Give grief an inch and sometimes it’ll take a marathon.
Grief works itself through each of us differently. The key is not to fight but allow it to flow.
I woke up with the question on my mind: Did you mourn? Did… you… mourn?
Usually, I didn’t. The reality of what occurred or was occurring would transform from shock to disappointment swirled with a few “how unfortunate” and “why this way” and “this wasn’t supposed to be the result.” But then, acceptance came in complete with a brick wall and a heart that secured a fortress with even more security bars.
Memories would be suspect and creep in producing smiles that morphed back into the reality that things changed, that maybe I’ll no longer hear the voice, that maybe God had something better in store for his creation and for myself, yet it still produced a valley.
Grieving has to happen. And it’s less of a battle when you allow it to flow in and without the fight. It’s okay to cry or scream to let it out. It’s okay to compose a poem because you can’t speak the words. It’s okay to understand that disappointment or an expectation didn’t occur and have feelings of everything opposite from joy.

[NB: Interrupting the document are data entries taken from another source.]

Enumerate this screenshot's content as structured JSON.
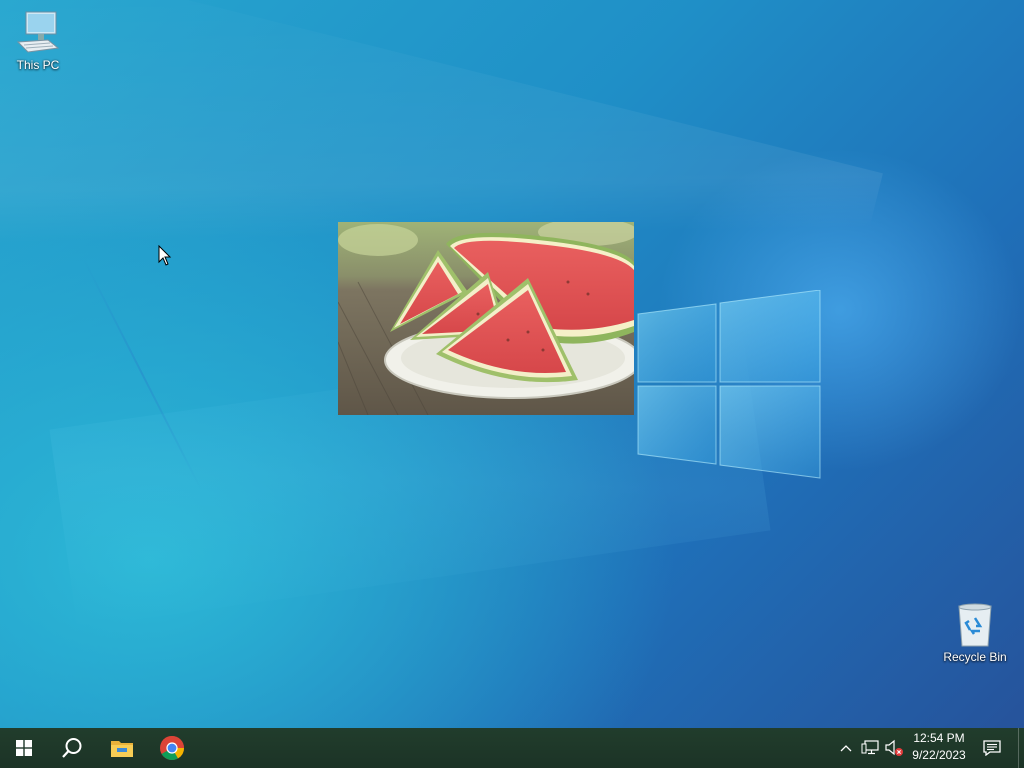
{
  "desktop": {
    "icons": [
      {
        "label": "This PC",
        "icon": "computer-icon"
      },
      {
        "label": "Recycle Bin",
        "icon": "recycle-bin-icon"
      }
    ],
    "wallpaper": {
      "style": "Windows 10 default blue hero",
      "accent": "#1f8fc7"
    },
    "photo": {
      "subject": "watermelon-slices-photo"
    }
  },
  "taskbar": {
    "background": "#1f3a2a",
    "items": [
      {
        "icon": "windows-start-icon"
      },
      {
        "icon": "search-icon"
      },
      {
        "icon": "file-explorer-icon"
      },
      {
        "icon": "chrome-icon"
      }
    ],
    "tray": {
      "icons": [
        "chevron-up-icon",
        "network-icon",
        "volume-muted-icon"
      ],
      "time": "12:54 PM",
      "date": "9/22/2023",
      "notification_icon": "action-center-icon"
    }
  }
}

The marathon that grief brings can welcome you into its race when you least expect it. Take each step with care and forgiveness. Take each step with love for yourself and others. Take each step with a soft pillow, warm bed, and rest as it flows. Grief shouldn’t be the lifestyle but it is a process.
Give yourself time to grieve.
Did you mourn?
Did you allow it to be processed? After this, you can proceed with somewhat of an easier load. Your perspective is a bit clearer. You’ve become a bit stronger and wiser.
Take your time. We all need to take our time and let it flow.